(Source records)
---------------

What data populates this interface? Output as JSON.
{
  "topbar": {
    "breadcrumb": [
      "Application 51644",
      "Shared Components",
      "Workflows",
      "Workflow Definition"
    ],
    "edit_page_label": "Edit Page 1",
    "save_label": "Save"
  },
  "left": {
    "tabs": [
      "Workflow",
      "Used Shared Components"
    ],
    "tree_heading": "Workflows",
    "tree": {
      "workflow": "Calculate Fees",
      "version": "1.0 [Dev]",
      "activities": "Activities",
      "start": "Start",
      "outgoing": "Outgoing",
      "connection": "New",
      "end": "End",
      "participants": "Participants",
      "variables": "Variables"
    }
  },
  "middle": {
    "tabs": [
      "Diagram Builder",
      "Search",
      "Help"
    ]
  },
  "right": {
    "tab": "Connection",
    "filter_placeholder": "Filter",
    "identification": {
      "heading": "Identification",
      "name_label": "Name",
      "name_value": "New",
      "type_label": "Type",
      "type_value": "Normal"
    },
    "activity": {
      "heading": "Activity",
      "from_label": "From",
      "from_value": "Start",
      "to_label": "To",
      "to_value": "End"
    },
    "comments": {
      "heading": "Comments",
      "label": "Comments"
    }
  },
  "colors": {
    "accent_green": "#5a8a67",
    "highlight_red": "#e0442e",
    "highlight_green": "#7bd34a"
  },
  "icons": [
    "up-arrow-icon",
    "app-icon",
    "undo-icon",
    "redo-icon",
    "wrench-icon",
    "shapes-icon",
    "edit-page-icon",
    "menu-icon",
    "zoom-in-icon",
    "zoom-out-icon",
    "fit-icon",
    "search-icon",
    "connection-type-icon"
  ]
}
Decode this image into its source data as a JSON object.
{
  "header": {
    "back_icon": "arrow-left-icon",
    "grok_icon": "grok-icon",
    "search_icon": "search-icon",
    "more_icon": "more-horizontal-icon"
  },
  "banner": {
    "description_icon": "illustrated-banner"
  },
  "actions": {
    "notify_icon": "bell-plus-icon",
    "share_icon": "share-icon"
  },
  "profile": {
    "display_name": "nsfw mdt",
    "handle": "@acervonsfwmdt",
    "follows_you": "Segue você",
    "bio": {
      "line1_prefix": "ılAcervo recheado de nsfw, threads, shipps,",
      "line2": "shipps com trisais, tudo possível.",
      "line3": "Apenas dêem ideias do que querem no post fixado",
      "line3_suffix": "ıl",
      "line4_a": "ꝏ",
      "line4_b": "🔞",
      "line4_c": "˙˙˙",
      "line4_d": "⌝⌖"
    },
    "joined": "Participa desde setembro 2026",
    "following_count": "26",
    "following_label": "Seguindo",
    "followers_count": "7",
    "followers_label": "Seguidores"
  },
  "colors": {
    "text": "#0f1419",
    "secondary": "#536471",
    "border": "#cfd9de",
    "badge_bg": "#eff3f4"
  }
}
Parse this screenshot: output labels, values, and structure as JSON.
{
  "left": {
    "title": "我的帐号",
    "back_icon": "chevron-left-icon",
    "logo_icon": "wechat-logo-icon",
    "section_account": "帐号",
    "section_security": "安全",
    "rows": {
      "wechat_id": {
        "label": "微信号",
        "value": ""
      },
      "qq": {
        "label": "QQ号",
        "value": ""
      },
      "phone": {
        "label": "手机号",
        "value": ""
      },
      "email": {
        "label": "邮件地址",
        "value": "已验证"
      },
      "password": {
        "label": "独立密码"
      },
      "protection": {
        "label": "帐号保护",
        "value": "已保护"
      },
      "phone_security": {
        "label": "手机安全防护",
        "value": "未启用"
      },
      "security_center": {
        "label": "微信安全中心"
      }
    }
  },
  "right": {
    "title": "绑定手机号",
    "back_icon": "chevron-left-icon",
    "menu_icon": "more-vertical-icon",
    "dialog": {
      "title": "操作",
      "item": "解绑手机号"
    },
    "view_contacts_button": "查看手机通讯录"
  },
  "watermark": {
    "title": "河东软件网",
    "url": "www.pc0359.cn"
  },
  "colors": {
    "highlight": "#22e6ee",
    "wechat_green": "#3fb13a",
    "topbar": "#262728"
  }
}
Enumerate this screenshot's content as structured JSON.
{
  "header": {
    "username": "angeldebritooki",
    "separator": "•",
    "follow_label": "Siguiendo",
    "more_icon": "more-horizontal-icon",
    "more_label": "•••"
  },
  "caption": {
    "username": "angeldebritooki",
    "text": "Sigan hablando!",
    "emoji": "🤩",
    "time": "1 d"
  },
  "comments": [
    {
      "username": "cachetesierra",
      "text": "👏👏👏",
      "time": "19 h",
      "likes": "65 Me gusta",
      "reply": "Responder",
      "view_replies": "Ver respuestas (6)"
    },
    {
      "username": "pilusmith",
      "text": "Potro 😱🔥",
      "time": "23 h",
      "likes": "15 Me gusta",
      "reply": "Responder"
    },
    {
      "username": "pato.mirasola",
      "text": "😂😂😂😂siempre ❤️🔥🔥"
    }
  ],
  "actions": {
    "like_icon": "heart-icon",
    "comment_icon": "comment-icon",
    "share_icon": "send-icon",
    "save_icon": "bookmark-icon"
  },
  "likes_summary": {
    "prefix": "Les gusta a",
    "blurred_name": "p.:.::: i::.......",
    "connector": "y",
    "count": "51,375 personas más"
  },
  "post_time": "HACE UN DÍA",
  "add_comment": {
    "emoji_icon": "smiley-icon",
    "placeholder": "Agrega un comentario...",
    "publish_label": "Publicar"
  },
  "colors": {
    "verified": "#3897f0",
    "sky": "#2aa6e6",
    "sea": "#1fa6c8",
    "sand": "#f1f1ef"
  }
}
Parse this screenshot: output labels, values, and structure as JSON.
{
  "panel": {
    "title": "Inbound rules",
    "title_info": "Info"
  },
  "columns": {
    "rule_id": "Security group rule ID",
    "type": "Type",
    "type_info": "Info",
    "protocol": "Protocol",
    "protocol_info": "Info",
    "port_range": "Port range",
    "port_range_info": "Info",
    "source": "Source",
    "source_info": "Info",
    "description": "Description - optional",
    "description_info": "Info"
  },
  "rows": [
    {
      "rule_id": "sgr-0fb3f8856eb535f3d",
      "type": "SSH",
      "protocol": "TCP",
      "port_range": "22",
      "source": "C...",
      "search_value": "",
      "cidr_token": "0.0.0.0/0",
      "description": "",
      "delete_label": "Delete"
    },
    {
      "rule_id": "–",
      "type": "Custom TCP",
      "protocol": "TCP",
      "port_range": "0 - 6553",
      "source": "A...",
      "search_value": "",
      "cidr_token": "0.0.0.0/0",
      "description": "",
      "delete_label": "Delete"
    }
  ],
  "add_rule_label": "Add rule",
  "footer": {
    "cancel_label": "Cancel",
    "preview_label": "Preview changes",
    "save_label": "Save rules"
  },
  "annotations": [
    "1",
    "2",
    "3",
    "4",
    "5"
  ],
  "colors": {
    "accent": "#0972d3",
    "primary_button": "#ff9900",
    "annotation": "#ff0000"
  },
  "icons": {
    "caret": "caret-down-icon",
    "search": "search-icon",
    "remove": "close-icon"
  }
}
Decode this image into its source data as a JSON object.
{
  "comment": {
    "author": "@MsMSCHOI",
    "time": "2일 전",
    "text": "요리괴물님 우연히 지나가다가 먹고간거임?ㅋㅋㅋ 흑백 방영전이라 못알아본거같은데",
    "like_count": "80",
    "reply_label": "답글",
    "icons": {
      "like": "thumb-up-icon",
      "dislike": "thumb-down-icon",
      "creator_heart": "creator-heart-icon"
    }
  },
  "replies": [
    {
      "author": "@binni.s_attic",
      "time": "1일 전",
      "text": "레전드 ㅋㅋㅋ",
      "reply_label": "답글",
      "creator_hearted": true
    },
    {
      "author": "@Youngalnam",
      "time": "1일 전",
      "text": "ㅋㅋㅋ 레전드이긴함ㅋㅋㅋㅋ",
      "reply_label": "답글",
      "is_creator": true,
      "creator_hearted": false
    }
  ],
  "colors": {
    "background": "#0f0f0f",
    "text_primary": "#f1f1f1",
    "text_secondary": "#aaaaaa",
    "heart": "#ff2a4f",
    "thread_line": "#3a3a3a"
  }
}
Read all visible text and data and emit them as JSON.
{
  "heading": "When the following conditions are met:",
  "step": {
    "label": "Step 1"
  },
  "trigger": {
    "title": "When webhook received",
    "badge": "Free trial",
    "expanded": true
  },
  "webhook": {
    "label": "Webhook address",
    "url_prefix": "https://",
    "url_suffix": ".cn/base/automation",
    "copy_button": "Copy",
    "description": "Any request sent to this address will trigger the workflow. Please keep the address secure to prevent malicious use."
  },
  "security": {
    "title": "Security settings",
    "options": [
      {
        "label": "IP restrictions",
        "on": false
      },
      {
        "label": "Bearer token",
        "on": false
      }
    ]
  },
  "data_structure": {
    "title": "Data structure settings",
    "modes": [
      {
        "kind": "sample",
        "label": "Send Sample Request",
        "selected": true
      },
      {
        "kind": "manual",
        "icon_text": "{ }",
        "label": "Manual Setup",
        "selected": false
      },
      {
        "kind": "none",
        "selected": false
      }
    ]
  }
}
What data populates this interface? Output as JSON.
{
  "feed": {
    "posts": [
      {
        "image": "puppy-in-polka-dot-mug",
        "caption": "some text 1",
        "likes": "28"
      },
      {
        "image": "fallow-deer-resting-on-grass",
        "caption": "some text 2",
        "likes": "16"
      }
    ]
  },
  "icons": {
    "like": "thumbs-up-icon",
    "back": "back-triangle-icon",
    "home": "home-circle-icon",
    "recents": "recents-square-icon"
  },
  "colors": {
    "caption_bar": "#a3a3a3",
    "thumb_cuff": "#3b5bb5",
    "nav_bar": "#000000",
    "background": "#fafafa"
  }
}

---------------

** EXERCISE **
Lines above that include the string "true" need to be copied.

** TASK ANSWER **
      "creator_hearted": true
      "is_creator": true,
    "expanded": true
        "selected": true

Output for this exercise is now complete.